Wednesday, June 12, 2019

REVIEW: 'The Handmaid's Tale' - June and the Waterfords Receive a Message from Canada in 'God Bless the Child'

Hulu's The Handmaid's Tale - Episode 3.04 "God Bless the Child"

June negotiates a truce in the Waterfords' fractured relationship.

In 2018, there were 495 scripted shows airing amongst the linear channels and streaming services. The way people are consuming content now is so different than it used to be. It happens according to one's own schedule. As such, there is less necessity to provide ample coverage of each specific episode in any given season from a show. Moreover, it is simply impossible to watch everything. As such, this site is making the move to shorter episodic reviews in order to cover as many shows as possible. With all of that being said, here are my thoughts on the next episode of Hulu's The Handmaid's Tale.

"God Bless the Child" was written by Eric Tuchman and directed by Amma Asante
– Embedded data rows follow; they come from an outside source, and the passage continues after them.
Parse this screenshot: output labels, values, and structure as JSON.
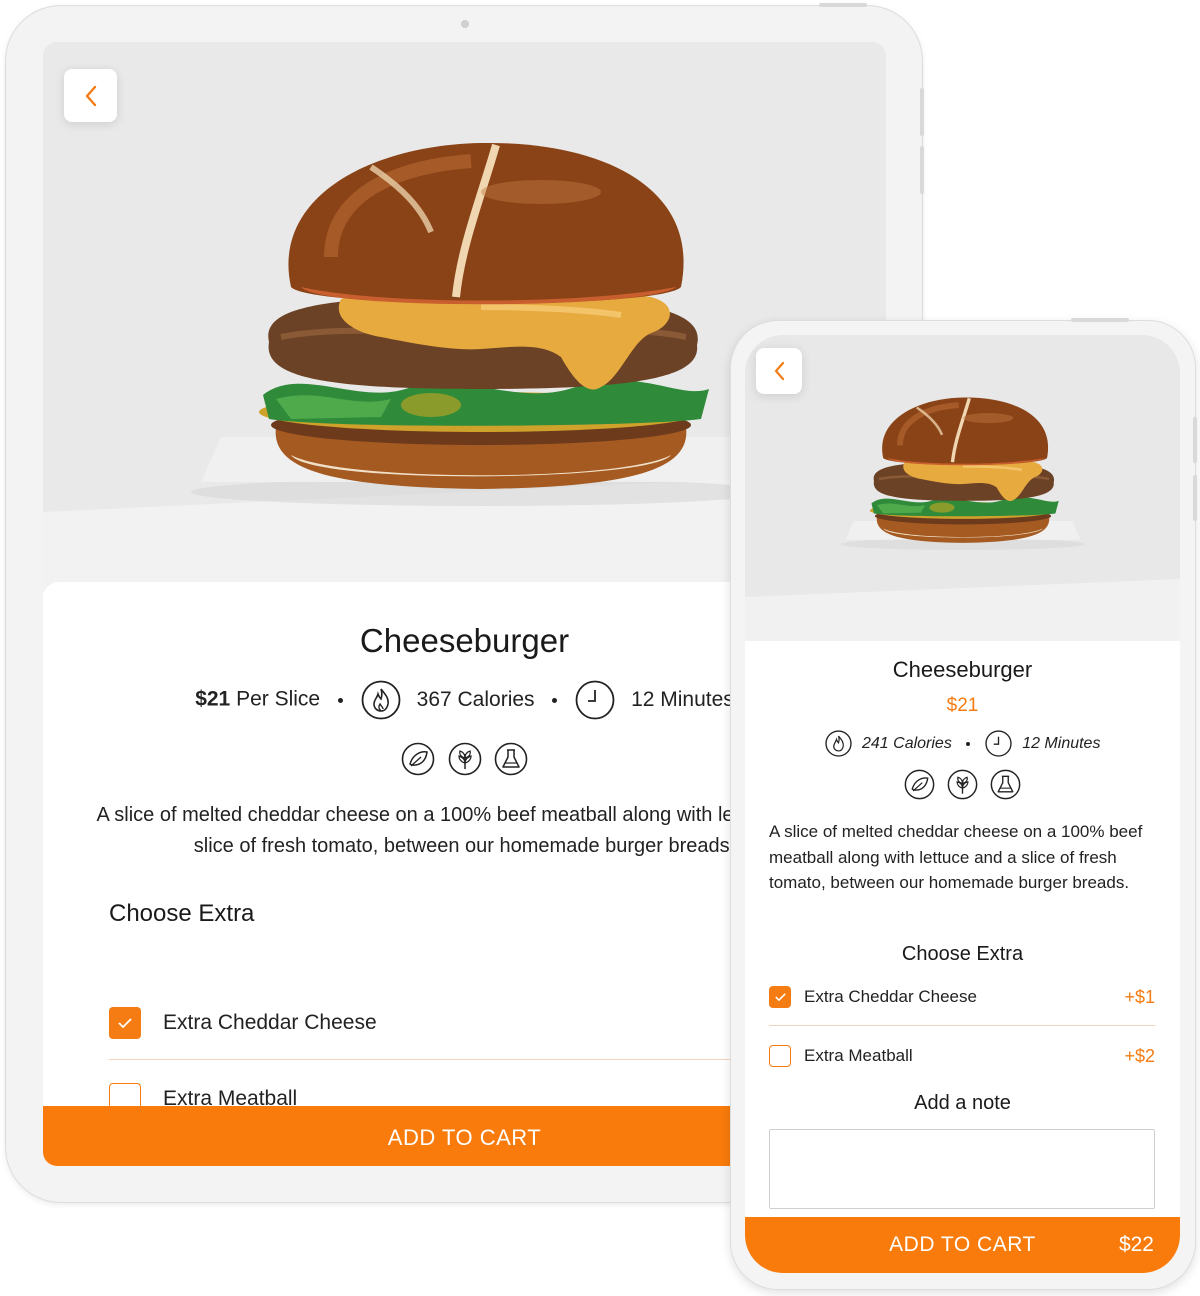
{
  "tablet": {
    "product": {
      "name": "Cheeseburger",
      "price": "$21",
      "price_unit": "Per Slice",
      "calories": "367 Calories",
      "time": "12 Minutes",
      "description": "A slice of melted cheddar cheese on a 100% beef meatball along with lettuce and a slice of fresh tomato, between our homemade burger breads."
    },
    "extras_title": "Choose Extra",
    "extras": [
      {
        "label": "Extra Cheddar Cheese",
        "checked": true
      },
      {
        "label": "Extra Meatball",
        "checked": false
      }
    ],
    "cart_label": "ADD TO CART"
  },
  "phone": {
    "product": {
      "name": "Cheeseburger",
      "price": "$21",
      "calories": "241 Calories",
      "time": "12 Minutes",
      "description": "A slice of melted cheddar cheese on a 100% beef meatball along with lettuce and a slice of fresh tomato, between our homemade burger breads."
    },
    "extras_title": "Choose Extra",
    "extras": [
      {
        "label": "Extra Cheddar Cheese",
        "price": "+$1",
        "checked": true
      },
      {
        "label": "Extra Meatball",
        "price": "+$2",
        "checked": false
      }
    ],
    "note_label": "Add a note",
    "note_value": "",
    "cart_label": "ADD TO CART",
    "cart_total": "$22"
  },
  "icons": {
    "back": "chevron-left-icon",
    "calories": "flame-icon",
    "time": "clock-icon",
    "diet": [
      "vegetarian-leaf-icon",
      "gluten-wheat-icon",
      "lab-flask-icon"
    ]
  },
  "colors": {
    "accent": "#f47c13",
    "cart_button": "#f87b0c",
    "divider": "#f3d5bd",
    "device_frame": "#f3f3f3"
  }
}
For whatever reason, this season is really struggling to kick into high gear in an engaging way for the audience. It feels like the show is a little mystified on how to continue engaging with this world while offering a powerful political allegory for the times that we are currently living in. Sure, this is an impressive episode for Alexis Bledel and Ann Dowd. This may very well be Dowd's Emmy submission. Aunt Lydia's brush with death has made her angrier and more exaggerated. She understands that she too has walked past a line when it comes to her treatment and torture of her girls. And yet, her beating Janine repeatedly for simply wanting to be close to the Putnams once more is no worse than her making the handmaids believe that they could all be hanged. There are so many instances of horrifying abuses done by Aunt Lydia. This moment brings things into starker context because she feels the importance of lashing out in order to prove that she still wields power and control. She doesn't want anyone to look at her like a wounded animal. She understands that could be the actual death of her even though she's still alive. That's most likely what she is feeling in that private moment of remorse later on. She always claims that she cares about her girls. And yet, this position of power is much more important to her. She must maintain it even though her power is slowly slipping away. Norms are being broken here. It's strange for handmaids to even be welcomed at this reception following the mass baptism. Plus, that religious ceremony is pretty tame in comparison to some of the previous depictions of this society's warped views towards religion and how it should be practiced. As such, it doesn't really connect in a way that is powerful and overwhelming. Nor does it feel like the handmaids are confined to one corner of this world. June is certainly free to seemingly talk to Commander Waterford and Serena as much as she likes. She has the freedom to just lounge by the pool and smoke a cigarette with Serena. That moment mostly just creates a cool image. This hour aspires to contrast the way in which June and Serena see the world. June is trying to help Serena by giving her power in her marriage. She essentially wants to restore things to how they were in the middle of Season 2 when Commander Waterford was injured and unable to fulfill all of his professional duties. That shows that the two of them recognize that there is a line that can't be crossed in this society. And yet, there is still power that can be taken in the hopes of creating a better future. Serena does appreciate that. She informs June of yet another way she could potentially see Hannah again. That's freeing. Of course, it all might change with the final reveal that Gilead knows that baby Nichole is in Canada with Luke as her parent. Luke and Moira are more than fine stepping in to care for this child when their friend and wife is trying to escape from this brutal world. And yet, Gilead is unlikely to just let that be the final word on the matter. Now that they know what happened to the baby, they will probably do something to get her back. June and Serena agreed to send her way. But they may rethink that decision which could inform so much story. However, June and Serena spend a lot of time talking about seeing their children again. Meanwhile, Emily actually gets to do it. She never thought she would escape Gilead. She was content with dying there. And now, she has reunited with her wife and son. She has the potential of being a family with them once more. That is so beautiful and joyous. It's awkward but the opportunity is there for her to be a wife and parent again. Her memory was kept alive. They always believed she would come back to them. They never gave up hope. Emily deserves this happiness after everything she has endured because of Gilead. And yet, that oppressive regime may want to punish her again now that they know exactly what she did with the baby in Canada.